◆ **Instructions to follow**
Every line below that has the string "anomaly" needs to be copied.

◆ **Available data**
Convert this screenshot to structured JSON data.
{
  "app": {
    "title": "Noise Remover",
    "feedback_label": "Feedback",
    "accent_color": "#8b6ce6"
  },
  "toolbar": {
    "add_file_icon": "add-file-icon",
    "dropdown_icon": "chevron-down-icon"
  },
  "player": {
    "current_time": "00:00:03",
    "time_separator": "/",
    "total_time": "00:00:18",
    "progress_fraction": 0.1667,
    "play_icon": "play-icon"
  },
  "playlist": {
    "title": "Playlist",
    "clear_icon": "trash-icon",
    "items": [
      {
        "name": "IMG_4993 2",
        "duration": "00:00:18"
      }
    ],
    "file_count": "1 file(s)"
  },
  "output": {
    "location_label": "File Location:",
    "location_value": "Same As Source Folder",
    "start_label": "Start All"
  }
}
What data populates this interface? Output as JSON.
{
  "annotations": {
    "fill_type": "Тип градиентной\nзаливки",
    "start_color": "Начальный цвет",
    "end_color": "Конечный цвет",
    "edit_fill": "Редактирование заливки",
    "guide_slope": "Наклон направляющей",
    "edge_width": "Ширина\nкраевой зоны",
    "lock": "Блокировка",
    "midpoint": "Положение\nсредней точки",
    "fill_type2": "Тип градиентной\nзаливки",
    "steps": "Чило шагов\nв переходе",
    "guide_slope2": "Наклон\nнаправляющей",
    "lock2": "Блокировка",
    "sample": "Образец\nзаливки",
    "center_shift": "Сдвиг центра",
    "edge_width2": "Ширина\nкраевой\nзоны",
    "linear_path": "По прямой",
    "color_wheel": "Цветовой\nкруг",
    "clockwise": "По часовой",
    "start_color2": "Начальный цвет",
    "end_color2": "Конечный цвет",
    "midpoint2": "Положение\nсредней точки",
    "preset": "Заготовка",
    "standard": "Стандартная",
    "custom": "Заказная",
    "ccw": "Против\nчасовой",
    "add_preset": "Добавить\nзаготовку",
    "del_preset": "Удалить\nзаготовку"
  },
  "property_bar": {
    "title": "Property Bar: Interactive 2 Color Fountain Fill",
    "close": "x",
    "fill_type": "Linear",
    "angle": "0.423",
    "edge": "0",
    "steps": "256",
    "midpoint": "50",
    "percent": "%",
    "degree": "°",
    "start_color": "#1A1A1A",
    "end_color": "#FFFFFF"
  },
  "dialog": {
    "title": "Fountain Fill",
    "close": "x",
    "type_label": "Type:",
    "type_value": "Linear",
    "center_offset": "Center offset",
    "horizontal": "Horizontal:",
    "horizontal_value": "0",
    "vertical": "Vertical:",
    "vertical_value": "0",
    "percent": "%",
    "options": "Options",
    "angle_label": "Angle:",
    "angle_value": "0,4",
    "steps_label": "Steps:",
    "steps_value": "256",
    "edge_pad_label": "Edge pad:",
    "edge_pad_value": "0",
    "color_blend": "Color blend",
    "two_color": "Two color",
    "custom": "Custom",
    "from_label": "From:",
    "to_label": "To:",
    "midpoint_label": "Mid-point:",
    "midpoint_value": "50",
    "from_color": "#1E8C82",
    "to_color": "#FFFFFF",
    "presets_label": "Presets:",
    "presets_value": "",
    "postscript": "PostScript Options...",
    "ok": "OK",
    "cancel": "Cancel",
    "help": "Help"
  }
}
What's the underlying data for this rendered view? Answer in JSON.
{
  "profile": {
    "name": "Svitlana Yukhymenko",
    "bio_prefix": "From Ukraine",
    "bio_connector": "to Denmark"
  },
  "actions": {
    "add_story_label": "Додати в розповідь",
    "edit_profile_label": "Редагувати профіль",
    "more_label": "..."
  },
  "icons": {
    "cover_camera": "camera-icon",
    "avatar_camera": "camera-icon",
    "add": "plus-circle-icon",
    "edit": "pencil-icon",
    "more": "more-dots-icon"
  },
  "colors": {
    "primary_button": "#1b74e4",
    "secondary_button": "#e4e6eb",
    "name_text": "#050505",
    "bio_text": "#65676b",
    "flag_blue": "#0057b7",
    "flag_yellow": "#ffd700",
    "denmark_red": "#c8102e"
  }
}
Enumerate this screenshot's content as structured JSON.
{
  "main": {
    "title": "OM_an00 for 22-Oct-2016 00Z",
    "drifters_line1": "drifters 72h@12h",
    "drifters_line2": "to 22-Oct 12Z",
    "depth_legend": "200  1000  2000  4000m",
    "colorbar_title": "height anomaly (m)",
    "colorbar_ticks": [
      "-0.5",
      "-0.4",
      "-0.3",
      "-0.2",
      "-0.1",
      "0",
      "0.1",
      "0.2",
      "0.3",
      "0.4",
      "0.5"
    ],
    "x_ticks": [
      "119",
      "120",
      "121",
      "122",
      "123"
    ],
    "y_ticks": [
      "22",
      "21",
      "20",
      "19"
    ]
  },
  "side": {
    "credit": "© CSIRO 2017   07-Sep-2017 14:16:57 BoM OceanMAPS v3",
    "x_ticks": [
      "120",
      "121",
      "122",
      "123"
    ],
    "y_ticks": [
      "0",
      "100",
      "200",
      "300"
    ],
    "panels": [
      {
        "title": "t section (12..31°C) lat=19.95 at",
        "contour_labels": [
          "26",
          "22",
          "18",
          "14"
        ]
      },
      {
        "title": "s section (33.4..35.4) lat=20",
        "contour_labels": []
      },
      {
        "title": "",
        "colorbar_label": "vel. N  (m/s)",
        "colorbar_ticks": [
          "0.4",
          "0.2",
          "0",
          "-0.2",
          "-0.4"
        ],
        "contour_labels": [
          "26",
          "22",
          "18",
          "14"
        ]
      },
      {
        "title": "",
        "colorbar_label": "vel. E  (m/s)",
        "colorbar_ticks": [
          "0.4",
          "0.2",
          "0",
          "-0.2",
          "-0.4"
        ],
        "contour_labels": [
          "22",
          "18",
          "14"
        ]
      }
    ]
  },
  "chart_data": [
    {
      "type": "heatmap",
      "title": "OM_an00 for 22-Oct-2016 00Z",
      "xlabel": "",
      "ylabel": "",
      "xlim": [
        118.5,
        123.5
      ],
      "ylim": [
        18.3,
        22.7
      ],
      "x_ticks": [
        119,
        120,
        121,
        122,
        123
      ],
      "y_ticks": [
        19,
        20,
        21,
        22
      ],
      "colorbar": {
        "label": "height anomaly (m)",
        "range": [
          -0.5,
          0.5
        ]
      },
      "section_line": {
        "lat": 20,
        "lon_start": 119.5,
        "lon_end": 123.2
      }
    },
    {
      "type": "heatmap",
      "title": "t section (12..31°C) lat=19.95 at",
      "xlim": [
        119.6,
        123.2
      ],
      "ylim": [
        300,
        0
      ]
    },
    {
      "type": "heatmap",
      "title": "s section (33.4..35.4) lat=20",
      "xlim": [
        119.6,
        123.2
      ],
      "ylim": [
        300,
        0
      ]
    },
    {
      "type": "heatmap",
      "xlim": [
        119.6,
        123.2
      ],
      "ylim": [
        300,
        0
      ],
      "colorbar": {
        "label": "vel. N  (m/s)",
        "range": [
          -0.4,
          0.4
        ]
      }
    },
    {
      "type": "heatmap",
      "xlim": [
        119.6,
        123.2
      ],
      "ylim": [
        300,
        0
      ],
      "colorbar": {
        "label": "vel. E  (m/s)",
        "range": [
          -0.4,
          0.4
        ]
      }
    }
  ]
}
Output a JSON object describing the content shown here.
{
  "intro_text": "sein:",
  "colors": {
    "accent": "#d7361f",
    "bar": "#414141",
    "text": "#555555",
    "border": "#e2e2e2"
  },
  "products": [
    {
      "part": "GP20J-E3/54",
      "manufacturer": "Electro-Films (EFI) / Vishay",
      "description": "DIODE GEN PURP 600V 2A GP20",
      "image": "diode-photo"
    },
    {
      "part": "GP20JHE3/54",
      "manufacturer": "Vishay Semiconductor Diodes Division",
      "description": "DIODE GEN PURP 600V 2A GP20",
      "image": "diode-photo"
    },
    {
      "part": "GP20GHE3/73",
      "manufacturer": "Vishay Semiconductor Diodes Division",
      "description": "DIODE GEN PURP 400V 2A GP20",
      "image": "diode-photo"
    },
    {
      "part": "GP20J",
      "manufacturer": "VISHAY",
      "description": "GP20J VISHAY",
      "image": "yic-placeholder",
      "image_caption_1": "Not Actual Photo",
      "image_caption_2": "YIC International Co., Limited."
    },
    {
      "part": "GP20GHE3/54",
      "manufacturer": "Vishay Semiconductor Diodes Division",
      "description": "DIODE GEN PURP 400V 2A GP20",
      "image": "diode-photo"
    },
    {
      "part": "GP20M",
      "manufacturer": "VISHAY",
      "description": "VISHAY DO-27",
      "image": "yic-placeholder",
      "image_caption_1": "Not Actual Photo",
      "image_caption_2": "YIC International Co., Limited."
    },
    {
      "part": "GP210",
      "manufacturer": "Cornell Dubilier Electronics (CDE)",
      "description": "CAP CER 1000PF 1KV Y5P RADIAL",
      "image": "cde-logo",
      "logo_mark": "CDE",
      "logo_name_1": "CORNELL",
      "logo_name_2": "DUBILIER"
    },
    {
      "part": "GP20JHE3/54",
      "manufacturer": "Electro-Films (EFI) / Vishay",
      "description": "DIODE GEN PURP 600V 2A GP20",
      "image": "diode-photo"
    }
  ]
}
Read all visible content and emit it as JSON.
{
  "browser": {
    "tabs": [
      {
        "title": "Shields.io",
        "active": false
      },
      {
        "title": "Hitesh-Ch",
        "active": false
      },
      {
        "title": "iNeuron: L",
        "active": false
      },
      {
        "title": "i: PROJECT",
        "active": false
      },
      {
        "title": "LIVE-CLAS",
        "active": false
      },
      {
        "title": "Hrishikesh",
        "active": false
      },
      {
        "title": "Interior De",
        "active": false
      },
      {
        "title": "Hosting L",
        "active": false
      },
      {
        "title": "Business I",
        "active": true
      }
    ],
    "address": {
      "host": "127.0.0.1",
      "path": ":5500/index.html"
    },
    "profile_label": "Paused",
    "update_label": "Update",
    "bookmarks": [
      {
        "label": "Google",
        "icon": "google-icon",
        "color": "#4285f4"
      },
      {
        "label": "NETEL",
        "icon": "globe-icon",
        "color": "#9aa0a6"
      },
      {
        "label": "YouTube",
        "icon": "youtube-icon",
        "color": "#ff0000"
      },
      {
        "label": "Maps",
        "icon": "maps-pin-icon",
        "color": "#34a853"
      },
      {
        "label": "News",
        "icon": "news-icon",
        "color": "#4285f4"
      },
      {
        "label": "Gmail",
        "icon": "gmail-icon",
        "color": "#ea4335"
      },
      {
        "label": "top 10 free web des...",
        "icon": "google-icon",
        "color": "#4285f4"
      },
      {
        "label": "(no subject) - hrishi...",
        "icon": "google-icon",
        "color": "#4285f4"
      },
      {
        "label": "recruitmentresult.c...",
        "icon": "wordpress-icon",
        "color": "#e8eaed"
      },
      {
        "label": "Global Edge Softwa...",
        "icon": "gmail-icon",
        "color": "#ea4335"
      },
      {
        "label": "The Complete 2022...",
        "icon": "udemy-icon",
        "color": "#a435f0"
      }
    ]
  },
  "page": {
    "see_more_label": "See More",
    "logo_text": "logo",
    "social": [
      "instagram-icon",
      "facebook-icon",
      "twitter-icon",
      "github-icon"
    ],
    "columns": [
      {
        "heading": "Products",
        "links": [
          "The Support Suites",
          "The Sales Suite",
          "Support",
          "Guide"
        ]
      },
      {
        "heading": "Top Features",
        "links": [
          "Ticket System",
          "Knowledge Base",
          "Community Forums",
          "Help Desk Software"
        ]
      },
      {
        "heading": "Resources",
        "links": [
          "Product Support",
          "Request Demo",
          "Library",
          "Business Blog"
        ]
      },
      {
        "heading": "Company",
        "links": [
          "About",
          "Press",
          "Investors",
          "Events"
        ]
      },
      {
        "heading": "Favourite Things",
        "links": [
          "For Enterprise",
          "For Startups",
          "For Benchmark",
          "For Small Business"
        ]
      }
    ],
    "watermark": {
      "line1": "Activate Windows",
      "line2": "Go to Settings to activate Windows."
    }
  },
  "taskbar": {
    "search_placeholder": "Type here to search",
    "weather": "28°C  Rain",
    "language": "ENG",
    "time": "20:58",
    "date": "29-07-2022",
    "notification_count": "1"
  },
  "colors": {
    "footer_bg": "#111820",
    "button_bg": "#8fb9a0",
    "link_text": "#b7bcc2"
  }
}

◆ **Problem solution**
    "colorbar_title": "height anomaly (m)",
        "label": "height anomaly (m)",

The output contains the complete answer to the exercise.